Brewer is highly regarded throughout the retail industry. When she left Sam's Club, Walmart CEO Doug McMillon told employees in a memo that "she wants a new challenge."
Brewer will report to Starbucks' president and CEO Kevin Johnson and serve as a member of Starbucks senior leadership team. In her new role, Brewer will lead the company’s operating businesses across the Americas (Canada, U.S. and Latin America), as well as the global functions of supply chain, product innovation, and store development organizations.
“Starbucks is a culture-first company focused on performance and Roz is a world class operator and executive who embodies the values of Starbucks," said Kevin Johnson, Starbucks president and CEO. "She has been a trusted strategic counselor to me ever since she joined our board of directors, and I deeply value her insight, business acumen, and leadership expertise."
Brewer will continue to serve on the Starbucks board of directors.
“As a passionate customer of the brand and recently-elected board member, I have a deep love and admiration for the Starbucks brand and its people," Brewer said. "I am so honored to have the pleasure of working with the Starbucks leadership team to realize our highest of aspirations for the company and I look forward to working closely with the astute and talented leaders across the enterprise.”
Discount giant steps up cloud and AI initiatives
Walmart is making a bold move as it continues to seek out ways to distance itself from Amazon.
The discount giant is investing in Nvidia chips. These high-level graphical processing units (GPUs) will be the foundation of a robust cloud network where Walmart data scientists can build out AI systems, reported Geek Wire.
A project championed by Walmart’s OneOps team, which builds and maintains the company’s internal application development system, the neural network will position Walmart to leverage AI going forward. Nvidia GPUs are designed to process large amounts of data quickly. Be-sides supporting cloud services, their processing power support AI appli-cations like natural language processing, image recognition, and overall machine learning, according to Business Insider.
Amazon is already dabbling in this arena, and plans to apply AI further across its newest acquisition, Whole Foods. The natural foods grocer is already swimming in increasing volumes of shopper behavior data. This information will be applied to Amazon’s own cloud-based platform, Amazon Web Services (AWS), which already leverages AI-related services, the Geek Wire report said.
Walmart has been impacted by Amazon’s cloud services first-hand. Historically, Walmart technology partners ran their applications on AWS. That was until the discount giant began warning some tech companies in June that if they want its business, they can’t run applications on Amazon’s cloud platform.
The robust GPUs are only one piece of Walmart’s cloud-based strategy.
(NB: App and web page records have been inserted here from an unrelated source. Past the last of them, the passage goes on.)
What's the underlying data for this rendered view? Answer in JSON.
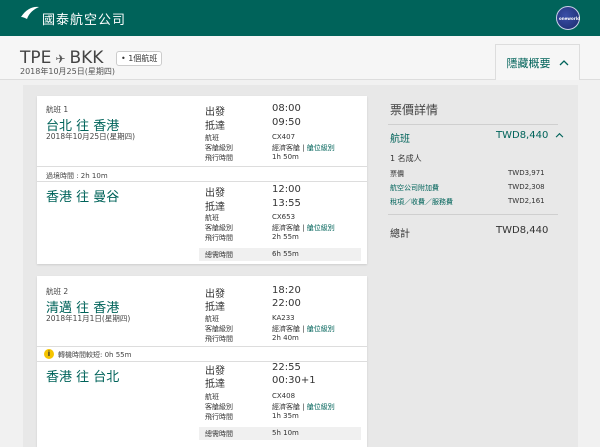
{
  "brand": {
    "name": "國泰航空公司",
    "badge": "oneworld"
  },
  "header": {
    "origin": "TPE",
    "destination": "BKK",
    "stops": "• 1個航班",
    "date": "2018年10月25日(星期四)",
    "toggle_label": "隱藏概要"
  },
  "flights": [
    {
      "tag": "航班 1",
      "route": "台北 往 香港",
      "date": "2018年10月25日(星期四)",
      "segments": [
        {
          "city": "台北 往 香港",
          "depart_label": "出發",
          "depart": "08:00",
          "arrive_label": "抵達",
          "arrive": "09:50",
          "flight_label": "航班",
          "flight": "CX407",
          "cabin_label": "客艙級別",
          "cabin": "經濟客艙",
          "class_link": "艙位級別",
          "duration_label": "飛行時間",
          "duration": "1h 50m"
        },
        {
          "city": "香港 往 曼谷",
          "depart_label": "出發",
          "depart": "12:00",
          "arrive_label": "抵達",
          "arrive": "13:55",
          "flight_label": "航班",
          "flight": "CX653",
          "cabin_label": "客艙級別",
          "cabin": "經濟客艙",
          "class_link": "艙位級別",
          "duration_label": "飛行時間",
          "duration": "2h 55m"
        }
      ],
      "connection": "過境時間 : 2h 10m",
      "total_label": "總需時間",
      "total": "6h 55m"
    },
    {
      "tag": "航班 2",
      "route": "清邁 往 香港",
      "date": "2018年11月1日(星期四)",
      "segments": [
        {
          "city": "清邁 往 香港",
          "depart_label": "出發",
          "depart": "18:20",
          "arrive_label": "抵達",
          "arrive": "22:00",
          "flight_label": "航班",
          "flight": "KA233",
          "cabin_label": "客艙級別",
          "cabin": "經濟客艙",
          "class_link": "艙位級別",
          "duration_label": "飛行時間",
          "duration": "2h 40m"
        },
        {
          "city": "香港 往 台北",
          "depart_label": "出發",
          "depart": "22:55",
          "arrive_label": "抵達",
          "arrive": "00:30+1",
          "flight_label": "航班",
          "flight": "CX408",
          "cabin_label": "客艙級別",
          "cabin": "經濟客艙",
          "class_link": "艙位級別",
          "duration_label": "飛行時間",
          "duration": "1h 35m"
        }
      ],
      "connection": "轉機時間較短: 0h 55m",
      "total_label": "總需時間",
      "total": "5h 10m"
    }
  ],
  "fare": {
    "title": "票價詳情",
    "flight_label": "航班",
    "flight_amount": "TWD8,440",
    "passengers": "1 名成人",
    "items": [
      {
        "label": "票價",
        "amount": "TWD3,971",
        "link": false
      },
      {
        "label": "航空公司附加費",
        "amount": "TWD2,308",
        "link": true
      },
      {
        "label": "稅項／收費／服務費",
        "amount": "TWD2,161",
        "link": true
      }
    ],
    "total_label": "總計",
    "total_amount": "TWD8,440"
  },
  "colors": {
    "brand": "#00635a",
    "alert": "#f5c400"
  }
}
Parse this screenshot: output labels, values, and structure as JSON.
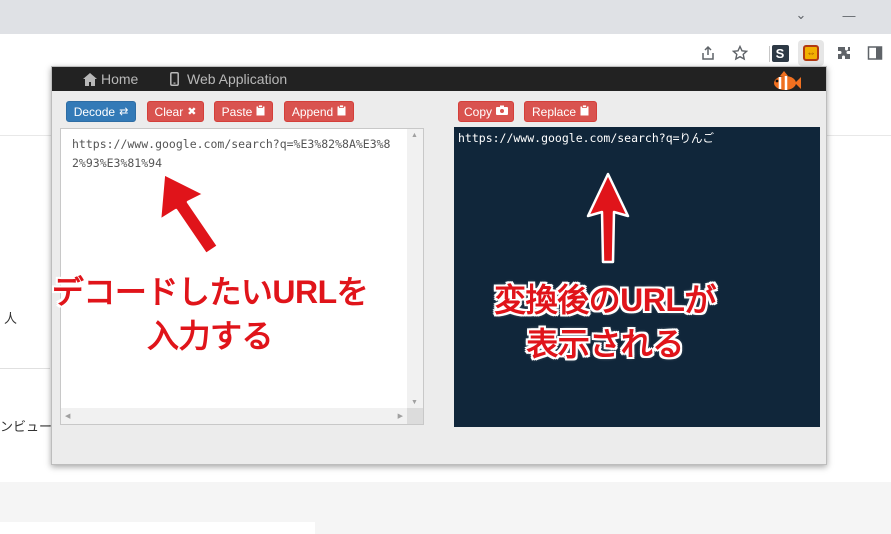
{
  "browser": {
    "window_controls": {
      "dropdown": "⌄",
      "minimize": "—"
    }
  },
  "background_page": {
    "text1": "人",
    "text2": "ンビュー"
  },
  "popup": {
    "nav": {
      "home_label": "Home",
      "webapp_label": "Web Application",
      "logo_icon": "clownfish-icon"
    },
    "left_buttons": [
      {
        "label": "Decode",
        "icon": "⇄"
      },
      {
        "label": "Clear",
        "icon": "✖"
      },
      {
        "label": "Paste",
        "icon": "📋"
      },
      {
        "label": "Append",
        "icon": "📋"
      }
    ],
    "right_buttons": [
      {
        "label": "Copy",
        "icon": "📷"
      },
      {
        "label": "Replace",
        "icon": "📋"
      }
    ],
    "input_value": "https://www.google.com/search?q=%E3%82%8A%E3%82%93%E3%81%94",
    "output_value": "https://www.google.com/search?q=りんご"
  },
  "annotations": {
    "left_line1": "デコードしたいURLを",
    "left_line2": "入力する",
    "right_line1": "変換後のURLが",
    "right_line2": "表示される"
  },
  "colors": {
    "nav_bg": "#222222",
    "btn_blue": "#337ab7",
    "btn_red": "#d9534f",
    "output_bg": "#10263a",
    "annotation_red": "#e0141a"
  }
}
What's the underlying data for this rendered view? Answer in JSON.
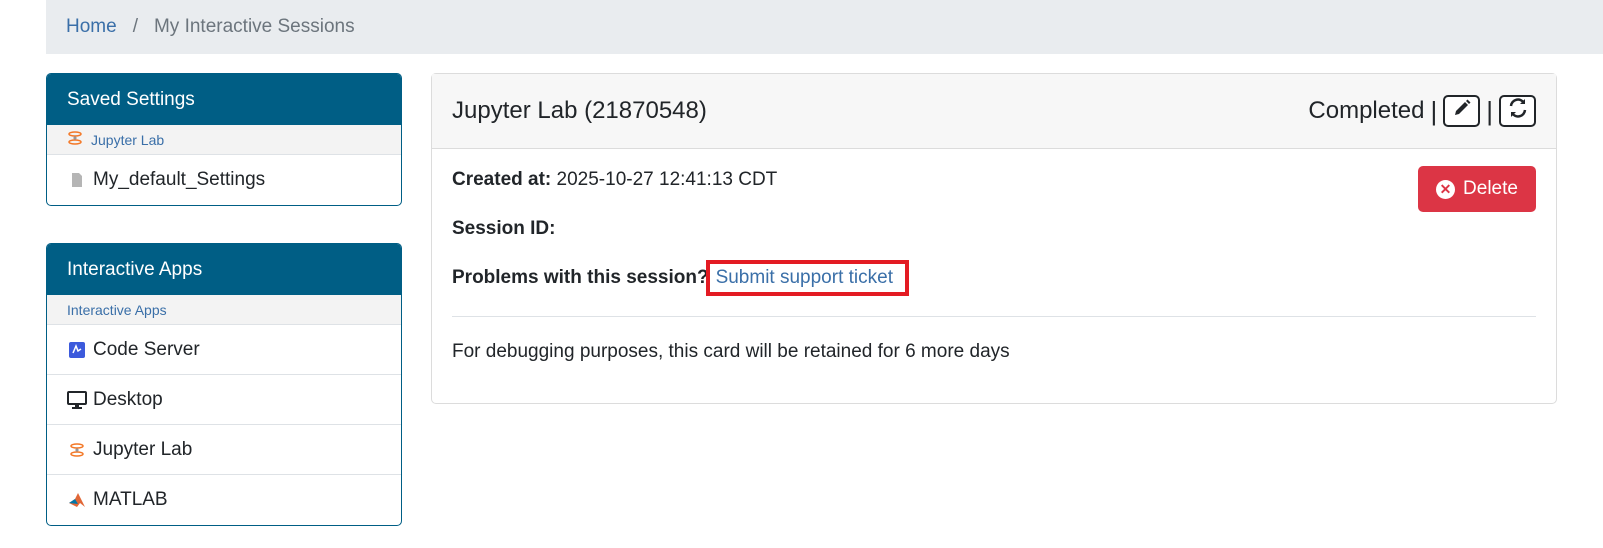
{
  "breadcrumb": {
    "home": "Home",
    "separator": "/",
    "current": "My Interactive Sessions"
  },
  "saved_settings": {
    "title": "Saved Settings",
    "group_label": "Jupyter Lab",
    "items": [
      {
        "label": "My_default_Settings",
        "icon": "file-icon"
      }
    ]
  },
  "interactive_apps": {
    "title": "Interactive Apps",
    "group_label": "Interactive Apps",
    "items": [
      {
        "label": "Code Server",
        "icon": "code-server-icon"
      },
      {
        "label": "Desktop",
        "icon": "monitor-icon"
      },
      {
        "label": "Jupyter Lab",
        "icon": "jupyter-icon"
      },
      {
        "label": "MATLAB",
        "icon": "matlab-icon"
      }
    ]
  },
  "session": {
    "title": "Jupyter Lab (21870548)",
    "status": "Completed",
    "separator": "|",
    "created_label": "Created at:",
    "created_value": "2025-10-27 12:41:13 CDT",
    "session_id_label": "Session ID:",
    "problems_label": "Problems with this session?",
    "support_link": "Submit support ticket",
    "delete_label": "Delete",
    "note": "For debugging purposes, this card will be retained for 6 more days"
  },
  "colors": {
    "header": "#005e85",
    "delete": "#dc3545",
    "link": "#3a6fa8",
    "highlight": "#e31b23"
  }
}
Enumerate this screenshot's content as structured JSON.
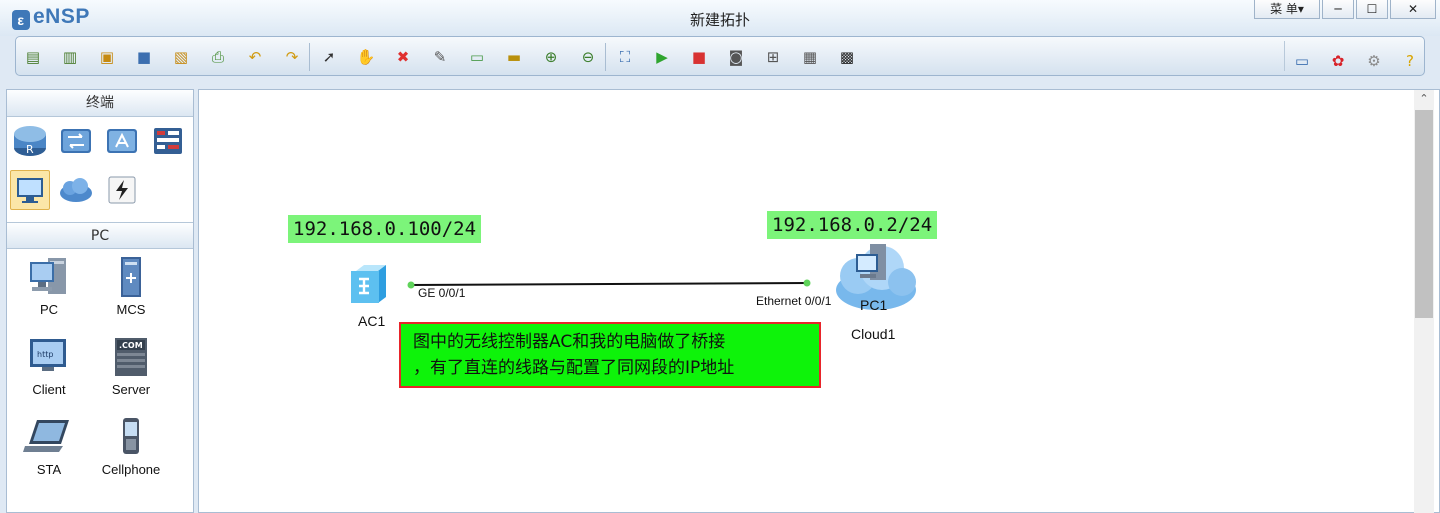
{
  "app": {
    "logo": "eNSP",
    "window_title": "新建拓扑"
  },
  "window_controls": {
    "menu_label": "菜 单▾",
    "minimize": "─",
    "maximize": "☐",
    "close": "✕"
  },
  "toolbar": {
    "left_icons": [
      "new-topology-icon",
      "new-example-icon",
      "open-icon",
      "save-icon",
      "save-as-icon",
      "print-icon",
      "undo-icon",
      "redo-icon",
      "select-pointer-icon",
      "pan-hand-icon",
      "delete-icon",
      "delete-link-icon",
      "add-text-icon",
      "palette-icon",
      "zoom-in-icon",
      "zoom-out-icon",
      "fit-view-icon",
      "start-device-icon",
      "stop-device-icon",
      "capture-icon",
      "topology-icon",
      "grid-icon",
      "screenshot-icon"
    ],
    "right_icons": [
      "chat-icon",
      "huawei-logo-icon",
      "settings-icon",
      "help-icon"
    ]
  },
  "sidebar": {
    "category_title": "终端",
    "categories": [
      "router-icon",
      "switch-icon",
      "wlan-icon",
      "firewall-icon",
      "pc-terminal-icon",
      "cloud-icon",
      "link-icon"
    ],
    "device_title": "PC",
    "devices": [
      {
        "label": "PC",
        "icon": "pc-icon"
      },
      {
        "label": "MCS",
        "icon": "mcs-icon"
      },
      {
        "label": "Client",
        "icon": "client-icon"
      },
      {
        "label": "Server",
        "icon": "server-icon"
      },
      {
        "label": "STA",
        "icon": "sta-icon"
      },
      {
        "label": "Cellphone",
        "icon": "cellphone-icon"
      }
    ]
  },
  "topology": {
    "ip_left": "192.168.0.100/24",
    "ip_right": "192.168.0.2/24",
    "ac_name": "AC1",
    "ac_port": "GE 0/0/1",
    "cloud_name": "Cloud1",
    "cloud_inner": "PC1",
    "cloud_port": "Ethernet 0/0/1",
    "note_line1": "图中的无线控制器AC和我的电脑做了桥接",
    "note_line2": "，有了直连的线路与配置了同网段的IP地址"
  },
  "colors": {
    "ip_label_bg": "#7cf47a",
    "note_bg": "#0ef30a",
    "note_border": "#e8242a",
    "link_dot": "#5fd35a"
  }
}
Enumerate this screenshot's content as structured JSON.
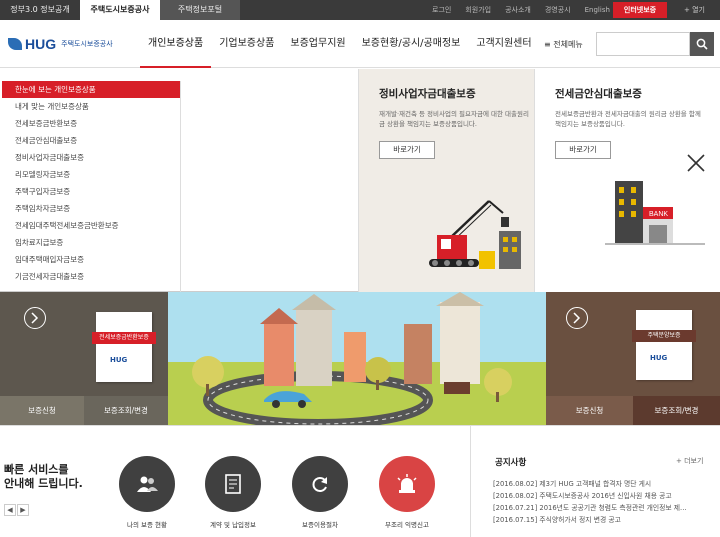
{
  "topbar": {
    "tabs": [
      "정부3.0 정보공개",
      "주택도시보증공사",
      "주택정보포털"
    ],
    "links": [
      "로그인",
      "회원가입",
      "공사소개",
      "경영공시",
      "English"
    ],
    "cta": "인터넷보증",
    "more": "+ 열기"
  },
  "header": {
    "logo_text": "HUG",
    "logo_sub": "주택도시보증공사",
    "nav": [
      "개인보증상품",
      "기업보증상품",
      "보증업무지원",
      "보증현황/공시/공매정보",
      "고객지원센터"
    ],
    "all_menu": "≡ 전체메뉴",
    "search_placeholder": ""
  },
  "dropdown": {
    "items": [
      "한눈에 보는 개인보증상품",
      "내게 맞는 개인보증상품",
      "전세보증금반환보증",
      "전세금안심대출보증",
      "정비사업자금대출보증",
      "리모델링자금보증",
      "주택구입자금보증",
      "주택임차자금보증",
      "전세임대주택전세보증금반환보증",
      "임차료지급보증",
      "임대주택매입자금보증",
      "기금전세자금대출보증"
    ],
    "cards": [
      {
        "title": "정비사업자금대출보증",
        "desc": "재개발·재건축 등 정비사업의 필요자금에 대한 대출원리금 상환을 책임지는 보증상품입니다.",
        "button": "바로가기"
      },
      {
        "title": "전세금안심대출보증",
        "desc": "전세보증금반환과 전세자금대출의 원리금 상환을 함께 책임지는 보증상품입니다.",
        "button": "바로가기"
      }
    ]
  },
  "hero": {
    "left": {
      "book_label": "전세보증금반환보증",
      "buttons": [
        "보증신청",
        "보증조회/변경"
      ]
    },
    "right": {
      "book_label": "주택분양보증",
      "buttons": [
        "보증신청",
        "보증조회/변경"
      ]
    },
    "bank_sign": "BANK"
  },
  "quick": {
    "title_line1": "빠른 서비스를",
    "title_line2": "안내해 드립니다.",
    "pager": [
      "◀",
      "▶"
    ],
    "items": [
      {
        "label": "나의 보증 현황",
        "icon": "users-icon"
      },
      {
        "label": "계약 및 납입정보",
        "icon": "contract-icon"
      },
      {
        "label": "보증이용절차",
        "icon": "refresh-icon"
      },
      {
        "label": "부조리 익명신고",
        "icon": "siren-icon"
      }
    ]
  },
  "notice": {
    "title": "공지사항",
    "more": "+ 더보기",
    "items": [
      "[2016.08.02] 제3기 HUG 고객패널 합격자 명단 게시",
      "[2016.08.02] 주택도시보증공사 2016년 신입사원 채용 공고",
      "[2016.07.21] 2016년도 공공기관 청렴도 측정관련 개인정보 제...",
      "[2016.07.15] 주식양허가서 정지 변경 공고"
    ]
  },
  "colors": {
    "accent": "#d71f28",
    "brand": "#1b4e9b"
  }
}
The discount giant is reportedly also building out its cloud-based data centers and licensing its services to other companies. While the data centers will be one-tenth the size of Amazon’s, Walmart expects the move to give it another way to compete against its online nemesis, Business Insider said.
Target is also making moves to distance itself from Amazon’s cloud-based services. In August, Target announced that it was scaling back its use of AWS.
The discounter plans to “aggressively” move e-commerce activities, mobile development and operations away from AWS through the end of the year and into 2018 — a plan it alluded to back in October. Microsoft Azure is one company hoping to grab Target’s cloud-based operations.